#### Exercise requirements
When you have read the listing, copy all of it without any change.

#### Records provided

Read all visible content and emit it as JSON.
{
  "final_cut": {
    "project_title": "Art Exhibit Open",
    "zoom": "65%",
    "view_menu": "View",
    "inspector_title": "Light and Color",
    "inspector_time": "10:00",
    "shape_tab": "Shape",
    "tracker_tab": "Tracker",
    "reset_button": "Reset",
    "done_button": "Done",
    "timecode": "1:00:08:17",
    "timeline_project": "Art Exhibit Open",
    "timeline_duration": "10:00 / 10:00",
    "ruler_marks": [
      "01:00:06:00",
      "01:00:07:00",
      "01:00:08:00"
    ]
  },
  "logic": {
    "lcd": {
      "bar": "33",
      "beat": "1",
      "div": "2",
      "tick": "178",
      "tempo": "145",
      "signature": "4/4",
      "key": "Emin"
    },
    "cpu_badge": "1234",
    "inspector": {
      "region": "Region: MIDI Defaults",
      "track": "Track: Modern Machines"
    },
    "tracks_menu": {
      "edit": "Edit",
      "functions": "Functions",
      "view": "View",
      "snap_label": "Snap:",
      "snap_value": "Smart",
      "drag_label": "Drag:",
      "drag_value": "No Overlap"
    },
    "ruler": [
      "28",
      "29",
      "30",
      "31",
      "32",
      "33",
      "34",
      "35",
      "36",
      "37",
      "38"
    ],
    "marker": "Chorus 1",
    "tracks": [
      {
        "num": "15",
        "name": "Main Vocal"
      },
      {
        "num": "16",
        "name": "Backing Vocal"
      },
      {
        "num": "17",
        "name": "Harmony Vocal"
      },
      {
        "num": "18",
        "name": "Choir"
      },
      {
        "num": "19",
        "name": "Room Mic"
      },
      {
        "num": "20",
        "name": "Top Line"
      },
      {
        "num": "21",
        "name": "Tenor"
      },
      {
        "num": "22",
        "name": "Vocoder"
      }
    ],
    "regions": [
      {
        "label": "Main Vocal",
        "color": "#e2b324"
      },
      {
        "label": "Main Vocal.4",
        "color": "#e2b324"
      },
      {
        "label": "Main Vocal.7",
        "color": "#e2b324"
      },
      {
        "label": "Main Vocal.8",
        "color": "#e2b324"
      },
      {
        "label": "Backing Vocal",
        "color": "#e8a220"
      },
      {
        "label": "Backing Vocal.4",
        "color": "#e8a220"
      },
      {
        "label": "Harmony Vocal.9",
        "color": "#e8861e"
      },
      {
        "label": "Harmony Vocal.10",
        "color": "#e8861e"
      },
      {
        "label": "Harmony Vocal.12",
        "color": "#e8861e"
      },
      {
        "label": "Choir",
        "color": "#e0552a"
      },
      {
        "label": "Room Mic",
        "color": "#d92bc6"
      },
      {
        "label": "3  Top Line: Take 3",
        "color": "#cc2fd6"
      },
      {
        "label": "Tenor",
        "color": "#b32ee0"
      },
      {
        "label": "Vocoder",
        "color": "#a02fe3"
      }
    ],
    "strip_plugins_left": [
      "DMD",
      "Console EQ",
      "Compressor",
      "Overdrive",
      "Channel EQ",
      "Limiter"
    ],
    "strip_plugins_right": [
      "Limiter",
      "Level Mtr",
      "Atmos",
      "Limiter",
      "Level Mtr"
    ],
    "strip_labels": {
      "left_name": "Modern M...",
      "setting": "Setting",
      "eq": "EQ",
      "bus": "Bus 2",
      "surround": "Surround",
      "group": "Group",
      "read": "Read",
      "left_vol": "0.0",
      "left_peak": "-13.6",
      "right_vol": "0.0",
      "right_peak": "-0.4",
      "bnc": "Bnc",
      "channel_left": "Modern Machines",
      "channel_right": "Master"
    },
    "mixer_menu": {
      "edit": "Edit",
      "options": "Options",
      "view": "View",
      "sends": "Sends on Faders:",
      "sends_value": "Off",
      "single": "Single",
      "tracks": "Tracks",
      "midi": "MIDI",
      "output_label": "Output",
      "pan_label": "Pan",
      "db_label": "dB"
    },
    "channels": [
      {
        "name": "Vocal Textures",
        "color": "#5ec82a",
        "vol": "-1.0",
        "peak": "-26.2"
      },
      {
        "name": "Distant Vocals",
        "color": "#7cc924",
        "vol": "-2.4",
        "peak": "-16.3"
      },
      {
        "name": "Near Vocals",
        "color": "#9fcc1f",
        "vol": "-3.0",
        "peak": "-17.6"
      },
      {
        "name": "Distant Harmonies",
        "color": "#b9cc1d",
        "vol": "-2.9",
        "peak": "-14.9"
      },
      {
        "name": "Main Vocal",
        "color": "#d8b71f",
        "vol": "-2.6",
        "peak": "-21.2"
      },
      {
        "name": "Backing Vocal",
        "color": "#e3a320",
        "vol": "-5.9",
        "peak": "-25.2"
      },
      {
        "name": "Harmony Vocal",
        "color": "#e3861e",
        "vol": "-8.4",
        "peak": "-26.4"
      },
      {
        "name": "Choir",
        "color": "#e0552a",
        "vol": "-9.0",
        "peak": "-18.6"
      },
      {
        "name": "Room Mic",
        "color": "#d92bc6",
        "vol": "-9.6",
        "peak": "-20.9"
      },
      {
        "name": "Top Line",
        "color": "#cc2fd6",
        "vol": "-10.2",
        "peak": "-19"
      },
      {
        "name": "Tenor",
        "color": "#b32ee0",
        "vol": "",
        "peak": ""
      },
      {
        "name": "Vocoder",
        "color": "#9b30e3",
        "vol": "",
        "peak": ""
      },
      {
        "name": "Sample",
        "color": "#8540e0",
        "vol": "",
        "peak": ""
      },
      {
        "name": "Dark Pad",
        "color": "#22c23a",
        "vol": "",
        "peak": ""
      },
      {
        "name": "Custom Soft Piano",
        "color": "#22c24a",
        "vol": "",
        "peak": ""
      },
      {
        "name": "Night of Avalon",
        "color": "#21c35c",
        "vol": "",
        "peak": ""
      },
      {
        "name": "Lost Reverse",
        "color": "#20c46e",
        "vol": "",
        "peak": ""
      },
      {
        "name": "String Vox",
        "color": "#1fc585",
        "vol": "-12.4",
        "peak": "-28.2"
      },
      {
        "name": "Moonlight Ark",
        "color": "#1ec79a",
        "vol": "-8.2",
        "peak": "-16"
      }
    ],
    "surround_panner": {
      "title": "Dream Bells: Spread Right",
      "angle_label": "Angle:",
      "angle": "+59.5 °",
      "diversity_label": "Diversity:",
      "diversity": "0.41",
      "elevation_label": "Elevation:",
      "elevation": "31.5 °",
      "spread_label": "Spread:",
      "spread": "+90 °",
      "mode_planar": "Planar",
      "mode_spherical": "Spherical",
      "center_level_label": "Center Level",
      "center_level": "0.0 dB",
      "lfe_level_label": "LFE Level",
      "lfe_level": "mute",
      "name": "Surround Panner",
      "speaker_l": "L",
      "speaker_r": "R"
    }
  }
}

#### Result of this exercise
Read all visible content and emit it as JSON.
{
  "final_cut": {
    "project_title": "Art Exhibit Open",
    "zoom": "65%",
    "view_menu": "View",
    "inspector_title": "Light and Color",
    "inspector_time": "10:00",
    "shape_tab": "Shape",
    "tracker_tab": "Tracker",
    "reset_button": "Reset",
    "done_button": "Done",
    "timecode": "1:00:08:17",
    "timeline_project": "Art Exhibit Open",
    "timeline_duration": "10:00 / 10:00",
    "ruler_marks": [
      "01:00:06:00",
      "01:00:07:00",
      "01:00:08:00"
    ]
  },
  "logic": {
    "lcd": {
      "bar": "33",
      "beat": "1",
      "div": "2",
      "tick": "178",
      "tempo": "145",
      "signature": "4/4",
      "key": "Emin"
    },
    "cpu_badge": "1234",
    "inspector": {
      "region": "Region: MIDI Defaults",
      "track": "Track: Modern Machines"
    },
    "tracks_menu": {
      "edit": "Edit",
      "functions": "Functions",
      "view": "View",
      "snap_label": "Snap:",
      "snap_value": "Smart",
      "drag_label": "Drag:",
      "drag_value": "No Overlap"
    },
    "ruler": [
      "28",
      "29",
      "30",
      "31",
      "32",
      "33",
      "34",
      "35",
      "36",
      "37",
      "38"
    ],
    "marker": "Chorus 1",
    "tracks": [
      {
        "num": "15",
        "name": "Main Vocal"
      },
      {
        "num": "16",
        "name": "Backing Vocal"
      },
      {
        "num": "17",
        "name": "Harmony Vocal"
      },
      {
        "num": "18",
        "name": "Choir"
      },
      {
        "num": "19",
        "name": "Room Mic"
      },
      {
        "num": "20",
        "name": "Top Line"
      },
      {
        "num": "21",
        "name": "Tenor"
      },
      {
        "num": "22",
        "name": "Vocoder"
      }
    ],
    "regions": [
      {
        "label": "Main Vocal",
        "color": "#e2b324"
      },
      {
        "label": "Main Vocal.4",
        "color": "#e2b324"
      },
      {
        "label": "Main Vocal.7",
        "color": "#e2b324"
      },
      {
        "label": "Main Vocal.8",
        "color": "#e2b324"
      },
      {
        "label": "Backing Vocal",
        "color": "#e8a220"
      },
      {
        "label": "Backing Vocal.4",
        "color": "#e8a220"
      },
      {
        "label": "Harmony Vocal.9",
        "color": "#e8861e"
      },
      {
        "label": "Harmony Vocal.10",
        "color": "#e8861e"
      },
      {
        "label": "Harmony Vocal.12",
        "color": "#e8861e"
      },
      {
        "label": "Choir",
        "color": "#e0552a"
      },
      {
        "label": "Room Mic",
        "color": "#d92bc6"
      },
      {
        "label": "3  Top Line: Take 3",
        "color": "#cc2fd6"
      },
      {
        "label": "Tenor",
        "color": "#b32ee0"
      },
      {
        "label": "Vocoder",
        "color": "#a02fe3"
      }
    ],
    "strip_plugins_left": [
      "DMD",
      "Console EQ",
      "Compressor",
      "Overdrive",
      "Channel EQ",
      "Limiter"
    ],
    "strip_plugins_right": [
      "Limiter",
      "Level Mtr",
      "Atmos",
      "Limiter",
      "Level Mtr"
    ],
    "strip_labels": {
      "left_name": "Modern M...",
      "setting": "Setting",
      "eq": "EQ",
      "bus": "Bus 2",
      "surround": "Surround",
      "group": "Group",
      "read": "Read",
      "left_vol": "0.0",
      "left_peak": "-13.6",
      "right_vol": "0.0",
      "right_peak": "-0.4",
      "bnc": "Bnc",
      "channel_left": "Modern Machines",
      "channel_right": "Master"
    },
    "mixer_menu": {
      "edit": "Edit",
      "options": "Options",
      "view": "View",
      "sends": "Sends on Faders:",
      "sends_value": "Off",
      "single": "Single",
      "tracks": "Tracks",
      "midi": "MIDI",
      "output_label": "Output",
      "pan_label": "Pan",
      "db_label": "dB"
    },
    "channels": [
      {
        "name": "Vocal Textures",
        "color": "#5ec82a",
        "vol": "-1.0",
        "peak": "-26.2"
      },
      {
        "name": "Distant Vocals",
        "color": "#7cc924",
        "vol": "-2.4",
        "peak": "-16.3"
      },
      {
        "name": "Near Vocals",
        "color": "#9fcc1f",
        "vol": "-3.0",
        "peak": "-17.6"
      },
      {
        "name": "Distant Harmonies",
        "color": "#b9cc1d",
        "vol": "-2.9",
        "peak": "-14.9"
      },
      {
        "name": "Main Vocal",
        "color": "#d8b71f",
        "vol": "-2.6",
        "peak": "-21.2"
      },
      {
        "name": "Backing Vocal",
        "color": "#e3a320",
        "vol": "-5.9",
        "peak": "-25.2"
      },
      {
        "name": "Harmony Vocal",
        "color": "#e3861e",
        "vol": "-8.4",
        "peak": "-26.4"
      },
      {
        "name": "Choir",
        "color": "#e0552a",
        "vol": "-9.0",
        "peak": "-18.6"
      },
      {
        "name": "Room Mic",
        "color": "#d92bc6",
        "vol": "-9.6",
        "peak": "-20.9"
      },
      {
        "name": "Top Line",
        "color": "#cc2fd6",
        "vol": "-10.2",
        "peak": "-19"
      },
      {
        "name": "Tenor",
        "color": "#b32ee0",
        "vol": "",
        "peak": ""
      },
      {
        "name": "Vocoder",
        "color": "#9b30e3",
        "vol": "",
        "peak": ""
      },
      {
        "name": "Sample",
        "color": "#8540e0",
        "vol": "",
        "peak": ""
      },
      {
        "name": "Dark Pad",
        "color": "#22c23a",
        "vol": "",
        "peak": ""
      },
      {
        "name": "Custom Soft Piano",
        "color": "#22c24a",
        "vol": "",
        "peak": ""
      },
      {
        "name": "Night of Avalon",
        "color": "#21c35c",
        "vol": "",
        "peak": ""
      },
      {
        "name": "Lost Reverse",
        "color": "#20c46e",
        "vol": "",
        "peak": ""
      },
      {
        "name": "String Vox",
        "color": "#1fc585",
        "vol": "-12.4",
        "peak": "-28.2"
      },
      {
        "name": "Moonlight Ark",
        "color": "#1ec79a",
        "vol": "-8.2",
        "peak": "-16"
      }
    ],
    "surround_panner": {
      "title": "Dream Bells: Spread Right",
      "angle_label": "Angle:",
      "angle": "+59.5 °",
      "diversity_label": "Diversity:",
      "diversity": "0.41",
      "elevation_label": "Elevation:",
      "elevation": "31.5 °",
      "spread_label": "Spread:",
      "spread": "+90 °",
      "mode_planar": "Planar",
      "mode_spherical": "Spherical",
      "center_level_label": "Center Level",
      "center_level": "0.0 dB",
      "lfe_level_label": "LFE Level",
      "lfe_level": "mute",
      "name": "Surround Panner",
      "speaker_l": "L",
      "speaker_r": "R"
    }
  }
}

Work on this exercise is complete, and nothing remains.